Jude’s gaming chair opened above her, automatically withdrawing the brain-computer interface from her skull. She sat up. The room was dark, but Jude could still read the clock on the wall. It was December 31, 2151.
It had been nine years since she started playing. During that time, Jude had conquered empires, grown families, and built towers to the heavens, all in the unreal realm of the computer. She would have stayed in the system, but something was wrong. Multiplayer had stopped working. There was nobody to brag to; nobody to create with. She’d searched the global gaming network and not connected with a single other player. She hated leaving the computer world, but she had to fix this.
The room was dark and dusty. Looking around the gaming café, she saw rows of other chairs stretching away from her on either side. Peering through the portholes on the nearest ones, she could see the occupants. All of them were aged, with gray hair and liver spots. All of them were dead.
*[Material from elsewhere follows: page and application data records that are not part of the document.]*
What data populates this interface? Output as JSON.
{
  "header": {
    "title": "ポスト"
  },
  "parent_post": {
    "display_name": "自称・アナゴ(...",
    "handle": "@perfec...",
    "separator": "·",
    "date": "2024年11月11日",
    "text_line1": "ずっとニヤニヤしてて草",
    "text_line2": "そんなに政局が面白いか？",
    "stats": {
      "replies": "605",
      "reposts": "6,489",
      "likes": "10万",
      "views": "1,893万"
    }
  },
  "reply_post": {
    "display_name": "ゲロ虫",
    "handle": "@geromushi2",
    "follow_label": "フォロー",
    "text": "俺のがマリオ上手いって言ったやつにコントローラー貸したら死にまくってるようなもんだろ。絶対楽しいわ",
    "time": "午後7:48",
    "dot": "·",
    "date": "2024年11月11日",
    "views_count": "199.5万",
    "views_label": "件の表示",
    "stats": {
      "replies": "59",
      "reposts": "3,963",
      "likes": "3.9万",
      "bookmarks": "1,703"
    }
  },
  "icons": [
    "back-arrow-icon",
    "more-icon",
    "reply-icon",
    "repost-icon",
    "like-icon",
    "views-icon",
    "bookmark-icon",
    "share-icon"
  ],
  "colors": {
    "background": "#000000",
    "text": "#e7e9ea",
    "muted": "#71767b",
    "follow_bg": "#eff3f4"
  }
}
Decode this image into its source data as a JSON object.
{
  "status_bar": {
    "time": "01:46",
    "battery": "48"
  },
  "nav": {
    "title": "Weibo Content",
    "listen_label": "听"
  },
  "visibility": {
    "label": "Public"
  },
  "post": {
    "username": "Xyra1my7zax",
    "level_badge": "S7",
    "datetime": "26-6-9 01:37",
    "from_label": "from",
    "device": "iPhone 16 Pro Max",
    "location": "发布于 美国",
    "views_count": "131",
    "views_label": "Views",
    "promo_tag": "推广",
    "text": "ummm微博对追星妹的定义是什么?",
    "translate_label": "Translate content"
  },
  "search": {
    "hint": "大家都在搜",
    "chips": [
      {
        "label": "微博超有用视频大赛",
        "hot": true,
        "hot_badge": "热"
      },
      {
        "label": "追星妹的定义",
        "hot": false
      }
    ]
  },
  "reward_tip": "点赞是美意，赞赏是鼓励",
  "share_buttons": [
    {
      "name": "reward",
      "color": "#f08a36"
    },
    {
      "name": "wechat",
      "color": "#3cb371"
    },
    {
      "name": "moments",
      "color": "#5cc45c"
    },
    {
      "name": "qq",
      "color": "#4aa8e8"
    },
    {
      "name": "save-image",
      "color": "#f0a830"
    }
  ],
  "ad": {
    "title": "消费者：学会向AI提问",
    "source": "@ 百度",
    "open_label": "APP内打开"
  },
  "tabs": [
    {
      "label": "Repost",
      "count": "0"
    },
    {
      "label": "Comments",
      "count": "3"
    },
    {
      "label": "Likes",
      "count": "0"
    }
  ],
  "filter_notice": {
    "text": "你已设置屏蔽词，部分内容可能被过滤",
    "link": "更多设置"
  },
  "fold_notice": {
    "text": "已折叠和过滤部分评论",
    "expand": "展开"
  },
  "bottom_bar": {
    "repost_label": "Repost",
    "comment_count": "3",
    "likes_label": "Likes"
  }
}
Jude thought for a moment and lay back down in her chair. It folded around her in a steel embrace, gently cradling her into unconsciousness.
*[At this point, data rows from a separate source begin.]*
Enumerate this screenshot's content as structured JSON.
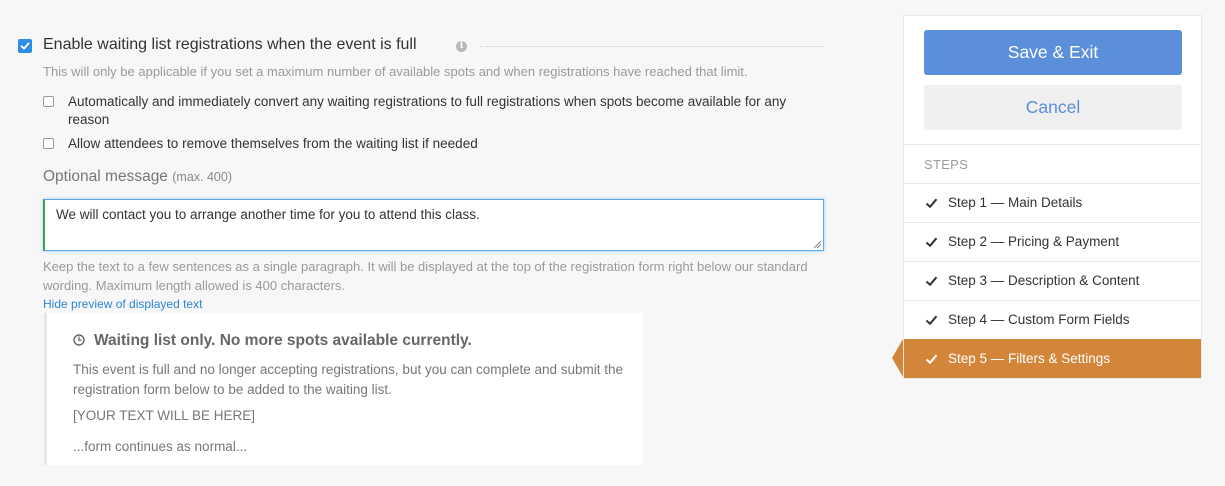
{
  "waitlist": {
    "enable_label": "Enable waiting list registrations when the event is full",
    "enable_checked": true,
    "info_icon": "info-icon",
    "note": "This will only be applicable if you set a maximum number of available spots and when registrations have reached that limit.",
    "options": [
      {
        "label": "Automatically and immediately convert any waiting registrations to full registrations when spots become available for any reason",
        "checked": false
      },
      {
        "label": "Allow attendees to remove themselves from the waiting list if needed",
        "checked": false
      }
    ],
    "message_label": "Optional message",
    "message_limit": "(max. 400)",
    "message_value": "We will contact you to arrange another time for you to attend this class.",
    "help_text": "Keep the text to a few sentences as a single paragraph. It will be displayed at the top of the registration form right below our standard wording. Maximum length allowed is 400 characters.",
    "hide_preview_link": "Hide preview of displayed text"
  },
  "preview": {
    "icon": "clock-icon",
    "heading": "Waiting list only. No more spots available currently.",
    "body": "This event is full and no longer accepting registrations, but you can complete and submit the registration form below to be added to the waiting list.",
    "placeholder": "[YOUR TEXT WILL BE HERE]",
    "continuation": "...form continues as normal..."
  },
  "sidebar": {
    "save_label": "Save & Exit",
    "cancel_label": "Cancel",
    "steps_title": "STEPS",
    "steps": [
      {
        "label": "Step 1 — Main Details",
        "done": true,
        "active": false
      },
      {
        "label": "Step 2 — Pricing & Payment",
        "done": true,
        "active": false
      },
      {
        "label": "Step 3 — Description & Content",
        "done": true,
        "active": false
      },
      {
        "label": "Step 4 — Custom Form Fields",
        "done": true,
        "active": false
      },
      {
        "label": "Step 5 — Filters & Settings",
        "done": true,
        "active": true
      }
    ]
  },
  "colors": {
    "primary": "#5b8fd9",
    "checkbox": "#2d8fe5",
    "active_step": "#d3853a",
    "link": "#2d84d6"
  }
}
MOST OF US ASSUME that we want things because they make us feel good. At first this view doesn’t even look like an opinion. Of course we want pleasure. How else could it be?
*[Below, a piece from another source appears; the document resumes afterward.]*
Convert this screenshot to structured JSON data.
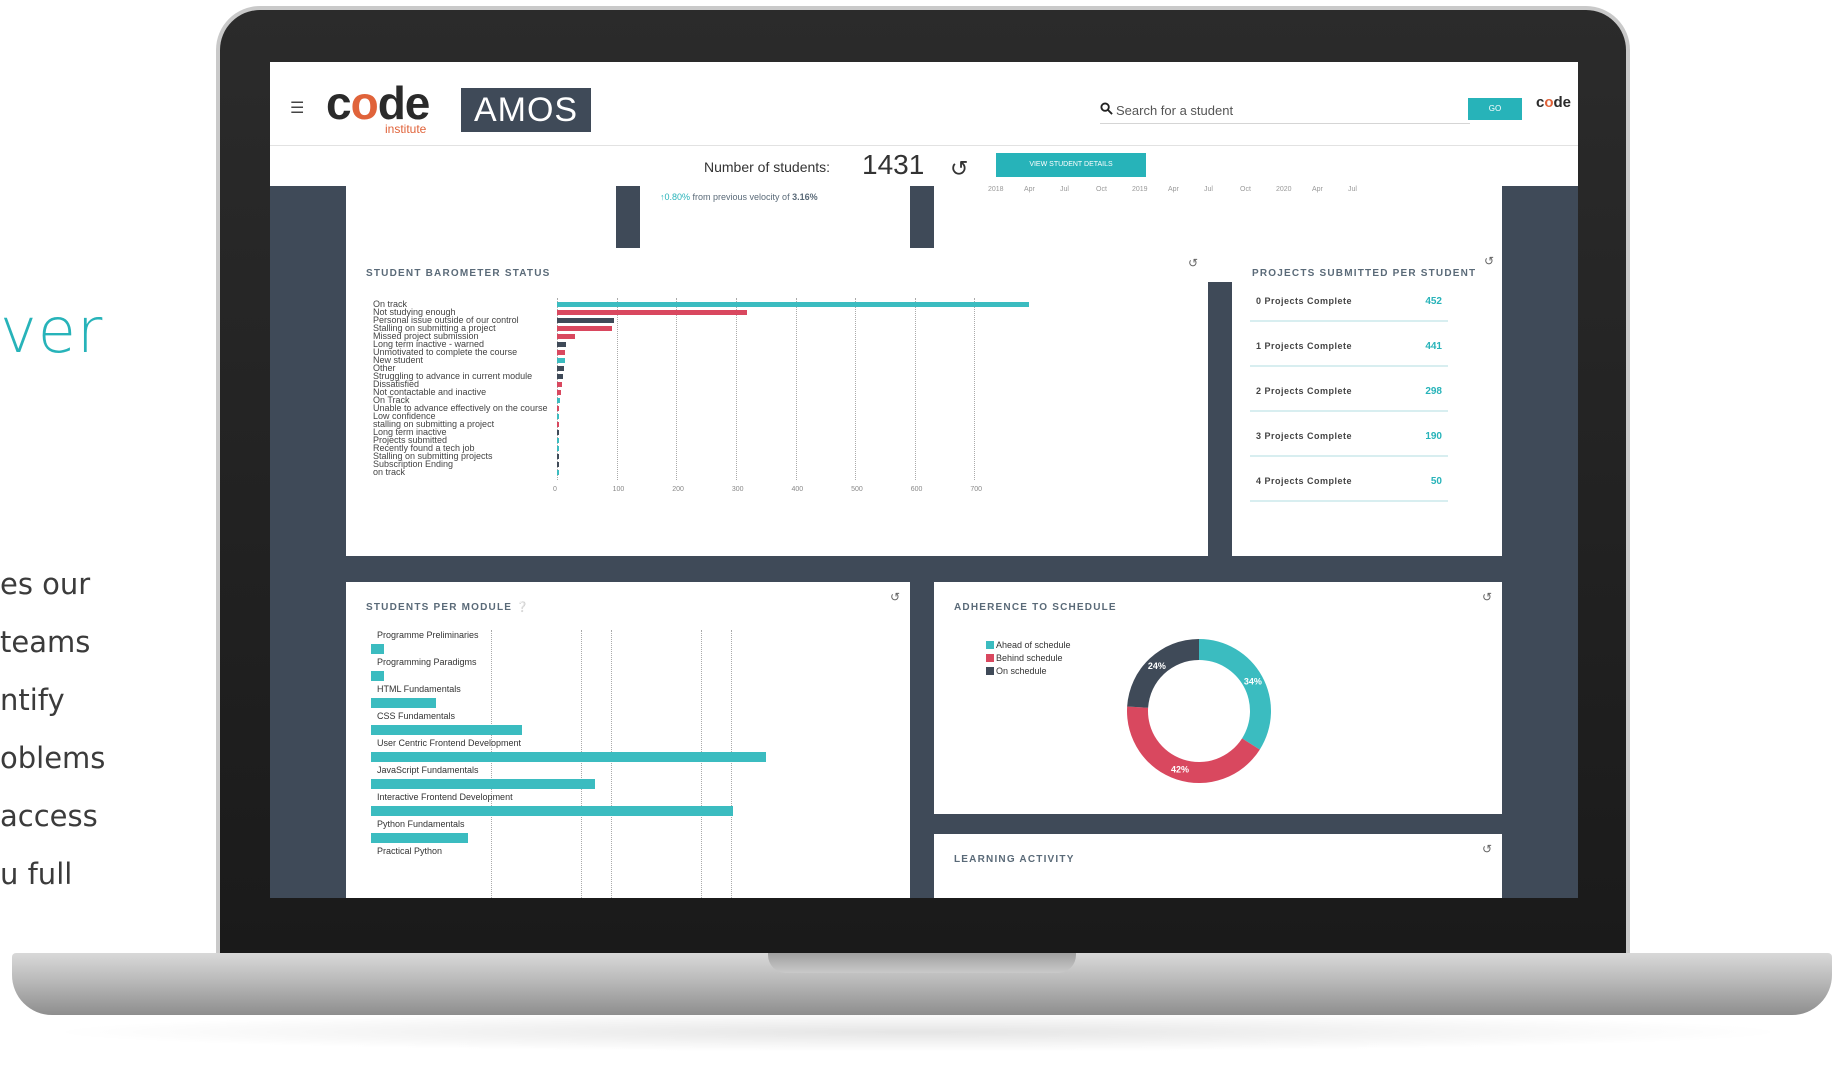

When scientists first started studying pleasure, their results seemed to confirm this. Back in the 1950s, James Olds, then a researcher at McGill University ...